Thursby’s words are carefully chosen but he’s clearly referring to StanChart’s ventures into financial markets businesses that it used to leave to the pure-play investment banks. And it is notable that the financial markets business is the one that is causing the problems in the bank today; the warning today says that division is the “main challenge” facing the bank and that everything else is in line with expectations. The head of that business, Lenny Feder, is to take a 12 month sabbatical for personal reasons, the bank says, and will not return to that role afterwards.

The financial markets business in StanChart parlance includes some things that others might consider mainstream, like foreign exchange, but it also houses equities and commodities, among other things. Peter Sands, speaking about the reduced performance, said today that the business was being hit by falling volumes in rates, squeezed margins, regulatory changes, and the fact that less business is done in a low-rate environment.

None of which would have had much impact on the Standard Chartered model of old. Which raises a further question: perhaps this most storied and reliable of institutions should get back to doing what it’s good at. It might be boring. But it works.

http://www.forbes.com/sites/chriswright/2014/06/26/is-the-standard-chartered-model-broken/

It jus shuttered its cash equity biz, if you must know.

Describes certain S’poreans to a T

In Uncategorized on 03/02/2015 at 5:27 am

Especially those in cyberspace: think of the vitriolic by the anti-PAP paper warriors posting on TRE.

You hate the Filipinos, but you don’t know what they’ve been through.
You hate the Bangladeshis, but you don’t know what they’ve been through.
You hate the Indonesians, but you don’t know what they’ve been through.
You hate the Myanmarese, but you don’t know what they’ve been through.
You hate the mainland Chinese, but you don’t know what they’ve been through.
You hate the mainland Indians, but you don’t know what they’ve been through.
You hate the Malaysians, but you don’t know what they’ve been through.
You hate the Singaporeans, but you don’t know what they’ve been through, either.

I saw this on Facebook. It was posted by a friend and social activist. This it seems was penned by another social activist who is no friend of the PAP. So it’s ironical that I tot of the vitriol of the anti-PAP mob, when I read it.

PM must be doing shumething right, right? ))))

In Economy, Financial competency, Humour, Political governance on 02/02/2015 at 11:30 am

Top destinations for foreign direct investment in 2014

SOURCE: UNCTAD
China $128bn
Hong Kong $111bn
US $86bn
Singapore $81bn
Brazil $62bn
UK $61bn
Canada $53bn
Australia $49bn
Netherlands $42bn
Luxembourg $36bn

$= USD

Money keeps on rolling in despite what the anti-PAP cyber warriors claim about mismanagement of the economy. And it’s not “hot” money but the most desirable type

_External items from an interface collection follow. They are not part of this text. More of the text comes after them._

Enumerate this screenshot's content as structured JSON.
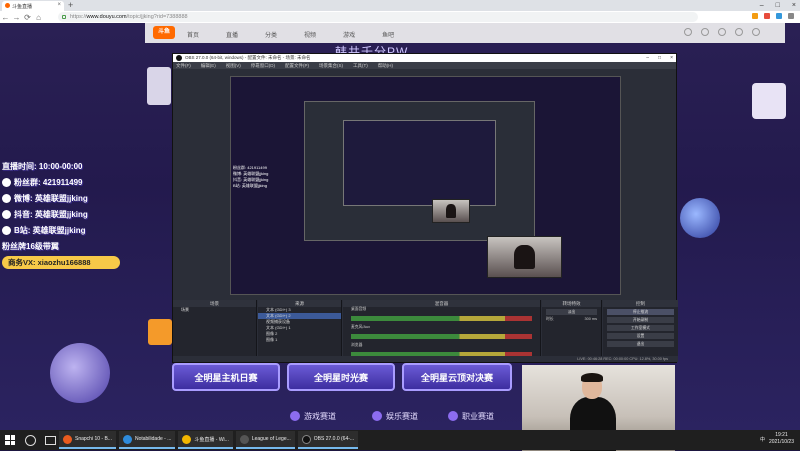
{
  "browser": {
    "tab_title": "斗鱼直播",
    "tab_close": "×",
    "new_tab": "+",
    "window_controls": [
      "–",
      "□",
      "×"
    ],
    "nav": {
      "back": "←",
      "forward": "→",
      "reload": "⟳",
      "home": "⌂"
    },
    "url_host": "www.douyu.com",
    "url_prefix": "https://",
    "url_path": "/topic/jjking?rid=7388888"
  },
  "site": {
    "logo": "斗鱼",
    "nav_items": [
      "首页",
      "直播",
      "分类",
      "视频",
      "游戏",
      "鱼吧"
    ],
    "room_title": "韩共千分PW"
  },
  "overlay": {
    "schedule": "直播时间: 10:00-00:00",
    "lines": [
      {
        "icon": "qq-icon",
        "label": "粉丝群: 421911499"
      },
      {
        "icon": "weibo-icon",
        "label": "微博: 英雄联盟jjking"
      },
      {
        "icon": "douyin-icon",
        "label": "抖音: 英雄联盟jjking"
      },
      {
        "icon": "bilibili-icon",
        "label": "B站: 英雄联盟jjking"
      }
    ],
    "fan_level": "粉丝牌16级带翼",
    "wechat": "商务VX: xiaozhu166888"
  },
  "obs": {
    "title": "OBS 27.0.0 (64-bit, windows) - 配置文件: 未命名 - 场景: 未命名",
    "menu": [
      "文件(F)",
      "编辑(E)",
      "视图(V)",
      "停靠窗口(D)",
      "配置文件(P)",
      "场景集合(S)",
      "工具(T)",
      "帮助(H)"
    ],
    "docks": {
      "scenes": "场景",
      "sources": "来源",
      "mixer": "混音器",
      "transitions": "转场特效",
      "controls": "控制"
    },
    "scene_items": [
      "场景"
    ],
    "source_items": [
      "文本 (GDI+) 3",
      "文本 (GDI+) 2",
      "视频捕获设备",
      "文本 (GDI+) 1",
      "图像 2",
      "图像 1"
    ],
    "mixer_channels": [
      "桌面音频",
      "麦克风/Aux",
      "浏览器"
    ],
    "transition_value": "淡出",
    "duration_label": "时长",
    "duration_value": "300 ms",
    "control_buttons": [
      "停止推流",
      "开始录制",
      "工作室模式",
      "设置",
      "退出"
    ],
    "status": "LIVE: 00:46:28   REC: 00:00:00   CPU: 12.8%, 30.00 fps"
  },
  "promo": {
    "banners": [
      "全明星主机日赛",
      "全明星时光赛",
      "全明星云顶对决赛"
    ],
    "tabs": [
      "游戏赛道",
      "娱乐赛道",
      "职业赛道"
    ]
  },
  "taskbar": {
    "apps": [
      {
        "label": "Snapchi 10 - B...",
        "color": "#e85b1f"
      },
      {
        "label": "Notabilidade - ...",
        "color": "#2e8bdc"
      },
      {
        "label": "斗鱼直播 - Wi...",
        "color": "#f1b600"
      },
      {
        "label": "League of Lege...",
        "color": "#333333"
      },
      {
        "label": "OBS 27.0.0 (64-...",
        "color": "#111111"
      }
    ],
    "time": "19:21",
    "date": "2021/10/23",
    "lang": "中"
  },
  "colors": {
    "accent": "#f7c948",
    "page_bg": "#231a4d",
    "obs_bg": "#2b2e38"
  }
}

And since I’m smiling while looking at my bank and CPF statements, he (and Tharman and others) must really must doing something right. I’m juz not grateful, isit? And 40% of voters are like me?

S’poreans told to clean up FTs’ trash? PM so pro FTs meh?

In Humour, Political governance on 02/02/2015 at 4:32 am

Or juz as clueless as clueless as a certain Catholic High drum-major whose band allegedly ignored him when he and they marched to a different rhythm?

These were my tots when I read PM’s comments* about the garbage at the Laneway Festival because

— I had tot it was for expats, their SPGs, and local ang moh always tua kees: true blue S’poreans from the Hearlands, not welcomed (even if there wasn’t a sign saying “Dogs and Hearlanders banned”; and

— how come no cleaners? I mean even the Pinoys employed cleaners to clean up after their 2013 do at Hong Lim Green a few yrs ago.

Sweiously, two comments on Facebook that I agree with:

Simply put, Why accuse Singaporean in the first place? They already make this country open internationally and why claim only Singaporean are the one that cause the damage? Isn’t this accusation uncalled for especially from the top man of the land? I find it shameful for such well educated man to accused without being there, what is he trying to stir?

And a very totful

On one hand, we can’t discount that the littering problem may the exacerbated by a more varied and transient demographic profile with little attachment to the place. But, this needs more targeted research and serious surveys. Nationality aside, perhaps we may have to look at more undercurrent structures that may have stifled the collective sense of public ownership and initiative in a pathologically manicured state that required a very heavy hand to keep the place clean. Although there are community efforts in cleaning up beaches and swamps, the initiatives that we see in the very ordinary efforts Japanese and Burmese in cleaning their own mess in foreign lands seem absent for Singaporeans in general. why?

And even more seriously seriously, does he want us to employ cleaners, and then not use them?

But to be fair to him, the PAP administration which he heads expects us to pay ministers and senior civil servants and senior executives govt agencies millions of dollars to make decisions like

— awarding land slated for a temple to a listco for commercial purposes; or

— raise public transport fares when oil prices have collapsed.

Maybe PM should have done us a favour and become a top mathematician or scientist http://mustsharenews.com/lee-hsien-loong-mathematician/ or master computer programmer** or anything except to be a PM whose default mode is to blame S’poreans for the Trashies he let into S’pore, or appointed to high office (with us paying them  millions)  and then being blamed for not cleaning up for them.

—-

*Last Saturday, the 2015 Laneway Festival was held at the Meadow at Gardens by the Bay. The left pic shows what the 13,000 festival goers left behind.

It takes continuous effort to keep Singapore clean. We need to progress from being a cleaned city to a truly clean city. All of us can play a part – picking up our own litter, educating our children and grandchildren, and reminding others to do the right thing. Visit thePublic Hygiene Council‘s page to find out how you can help.

**When he was an army officer, he programmed a HP scientific calculator to do trigonometry calculations that had to be done using pen, paper and calculator or slide-rule: . Sadly the HP calculator ,as the US army could have told him wasn’t (isn’t) rugged enough for military use, even in the paper SAF. At least he didn’t try progamning the TI scientific calculator. It’s fragile.

Actor sacrificed career, $ to be MP

In Uncategorized on 01/02/2015 at 4:33 am

Of an Oppo party in South Africa.

South African actor Fana Mokoenam … had to put his Hollywood dreams on hold – and has just missed out on what might have been the biggest role of his career.

“I was supposed to be in Interstellar, with Christopher Nolan. I was going to play the scientist. I forget his name. We were in talks about me taking the role, and then this came up,” said Mr Mokoena with a faraway look in his eyes.

The “this” he is referring to is a new job as an MP for South Africa’s newest, brashest political party – the Economic Freedom Fighters (EFF).

http://www.bbc.com/news/world-africa-31026575

For him being a MP was more important than money. Compensation has come in the form of a generous MP’s salary, which Mr Mokoena said was less than he made as an actor.

Well we have one such high-minded person here, who every weekend is busy handing out walking sticks and even wheel chairsto the Pioneer Generation and others.